Depression often accompanies the diagnosis of coronary heart disease with the mood disorder impairing prognosis and quality of life.
A new research review finds that one of the ‘oldest’ forms of medicine, may be the best bet for improving mental and physical health.
The study reviewed nonpharmacological treatments for depression in patients with coronary heart disease (CHD) including psychotherapies, aerobic exercise, St. John’s wort (SJW), acupuncture and additional supplements.
Researchers implemented a comprehensive literature review of published articles using medline searches and bibliographic reviews.

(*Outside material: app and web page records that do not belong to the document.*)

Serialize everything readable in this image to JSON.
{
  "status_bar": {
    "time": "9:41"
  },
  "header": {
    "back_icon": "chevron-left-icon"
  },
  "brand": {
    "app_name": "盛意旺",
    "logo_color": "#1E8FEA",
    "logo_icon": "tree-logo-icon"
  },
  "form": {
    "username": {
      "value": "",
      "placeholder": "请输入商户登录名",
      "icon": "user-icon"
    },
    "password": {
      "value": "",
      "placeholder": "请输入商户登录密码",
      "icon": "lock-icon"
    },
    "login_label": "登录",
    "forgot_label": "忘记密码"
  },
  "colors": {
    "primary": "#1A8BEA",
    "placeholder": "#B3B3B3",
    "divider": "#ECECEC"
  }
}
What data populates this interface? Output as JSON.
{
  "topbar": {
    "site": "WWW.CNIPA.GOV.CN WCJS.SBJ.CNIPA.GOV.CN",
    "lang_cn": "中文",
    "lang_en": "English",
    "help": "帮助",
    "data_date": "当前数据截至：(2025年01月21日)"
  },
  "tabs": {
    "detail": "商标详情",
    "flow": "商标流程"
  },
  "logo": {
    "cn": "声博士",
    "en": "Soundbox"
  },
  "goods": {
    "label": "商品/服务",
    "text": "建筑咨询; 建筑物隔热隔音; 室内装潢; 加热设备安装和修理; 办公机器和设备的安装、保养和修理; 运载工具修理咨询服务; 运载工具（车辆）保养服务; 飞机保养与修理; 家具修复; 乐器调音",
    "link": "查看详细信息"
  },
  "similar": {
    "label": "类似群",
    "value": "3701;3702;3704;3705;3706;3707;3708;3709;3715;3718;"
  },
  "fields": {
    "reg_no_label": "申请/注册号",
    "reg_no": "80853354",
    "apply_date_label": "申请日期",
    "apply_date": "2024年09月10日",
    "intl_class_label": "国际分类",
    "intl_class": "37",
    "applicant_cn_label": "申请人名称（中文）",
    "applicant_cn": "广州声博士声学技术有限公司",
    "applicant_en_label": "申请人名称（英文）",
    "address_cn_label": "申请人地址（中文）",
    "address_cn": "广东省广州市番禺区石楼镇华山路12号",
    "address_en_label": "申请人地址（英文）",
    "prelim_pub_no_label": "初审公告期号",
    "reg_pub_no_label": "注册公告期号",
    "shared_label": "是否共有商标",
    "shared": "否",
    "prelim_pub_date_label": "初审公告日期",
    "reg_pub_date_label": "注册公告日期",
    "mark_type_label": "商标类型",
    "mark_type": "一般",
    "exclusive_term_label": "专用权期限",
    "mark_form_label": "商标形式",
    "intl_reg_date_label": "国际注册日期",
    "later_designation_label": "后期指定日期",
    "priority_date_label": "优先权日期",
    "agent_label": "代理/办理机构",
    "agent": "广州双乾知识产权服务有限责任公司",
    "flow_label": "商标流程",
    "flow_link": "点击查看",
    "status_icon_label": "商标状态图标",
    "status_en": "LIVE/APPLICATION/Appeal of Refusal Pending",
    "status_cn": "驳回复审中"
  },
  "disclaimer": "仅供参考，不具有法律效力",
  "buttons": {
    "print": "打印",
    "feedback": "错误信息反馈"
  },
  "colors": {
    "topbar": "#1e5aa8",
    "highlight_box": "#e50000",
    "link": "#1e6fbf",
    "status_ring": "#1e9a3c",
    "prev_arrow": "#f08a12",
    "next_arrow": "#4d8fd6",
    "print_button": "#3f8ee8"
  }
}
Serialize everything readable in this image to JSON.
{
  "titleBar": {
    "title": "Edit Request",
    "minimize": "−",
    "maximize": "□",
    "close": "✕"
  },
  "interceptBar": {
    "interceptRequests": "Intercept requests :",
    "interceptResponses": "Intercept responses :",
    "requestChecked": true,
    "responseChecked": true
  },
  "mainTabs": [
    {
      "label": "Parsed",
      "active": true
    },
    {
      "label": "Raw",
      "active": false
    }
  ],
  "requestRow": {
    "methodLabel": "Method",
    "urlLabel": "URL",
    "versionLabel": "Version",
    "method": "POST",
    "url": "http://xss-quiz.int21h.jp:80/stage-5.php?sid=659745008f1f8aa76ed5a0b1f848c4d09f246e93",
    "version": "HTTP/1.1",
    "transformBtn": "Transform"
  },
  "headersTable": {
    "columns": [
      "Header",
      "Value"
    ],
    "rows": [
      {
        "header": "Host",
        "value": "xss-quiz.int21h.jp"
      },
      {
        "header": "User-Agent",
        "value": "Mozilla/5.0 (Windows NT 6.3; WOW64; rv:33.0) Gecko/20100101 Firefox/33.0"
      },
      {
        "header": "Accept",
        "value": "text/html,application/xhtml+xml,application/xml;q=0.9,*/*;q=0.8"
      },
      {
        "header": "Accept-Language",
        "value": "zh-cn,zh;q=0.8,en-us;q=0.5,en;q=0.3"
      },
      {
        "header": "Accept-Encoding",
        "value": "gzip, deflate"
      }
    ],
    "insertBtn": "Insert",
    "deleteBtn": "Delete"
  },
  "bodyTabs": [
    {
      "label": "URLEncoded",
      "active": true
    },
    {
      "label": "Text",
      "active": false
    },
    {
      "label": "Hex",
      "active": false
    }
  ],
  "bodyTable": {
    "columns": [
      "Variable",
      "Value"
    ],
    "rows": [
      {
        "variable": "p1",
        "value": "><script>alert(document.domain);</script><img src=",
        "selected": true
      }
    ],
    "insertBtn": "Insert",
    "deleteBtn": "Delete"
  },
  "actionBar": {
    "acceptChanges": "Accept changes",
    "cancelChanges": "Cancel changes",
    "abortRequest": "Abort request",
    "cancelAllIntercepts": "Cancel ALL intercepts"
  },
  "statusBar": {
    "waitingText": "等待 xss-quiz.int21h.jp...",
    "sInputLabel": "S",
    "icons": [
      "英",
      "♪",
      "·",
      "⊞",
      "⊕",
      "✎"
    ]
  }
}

Each treatment was reviewed with particular attention paid to empirical support, as well as to potential mechanisms of action that might affect not only depression but also CHD endpoints.
The literature review discovered that nearly all randomized controlled trials (RCTs) of depression treatments—that is, clinical experiments of the highest quality–have been conducted with non-CHD patients. These studies have provided the most support for psychological treatments, particularly cognitive behavioral and intrapersonal therapies.
Aerobic exercise, Saint John’s Wort, and S-Adenosylmethionine (SAMe) also have considerable empirical support in otherwise healthy persons, but SJW may have undesirable side effects for CHD patients.
Data for essential fatty acids (EFAs), chromium picolinate (CP), and acupuncture are limited; however, the use of aerobic exercise shows considerable promise for cardiac patients.
Unfortunately at this time few RCTs of patients with clinical depression and CHD exsit, and those that are available have significant methodological limitations.
Nonetheless, there is preliminary evidence that nonpharmacologic treatments are effective for cardiac patients with depression.
In terms of reducing depression, the most evidence exists for psychological treatments, particularly CBT and IPT. However, there is little evidence that such treatment would also improve CHD risk factors.
Aerobic exercise offers more promise to improve both mental and physical health due to its effect on cardiovascular risk factors and outcomes and thus warrants particular attention in future trials.
Source: Duke University Medical Center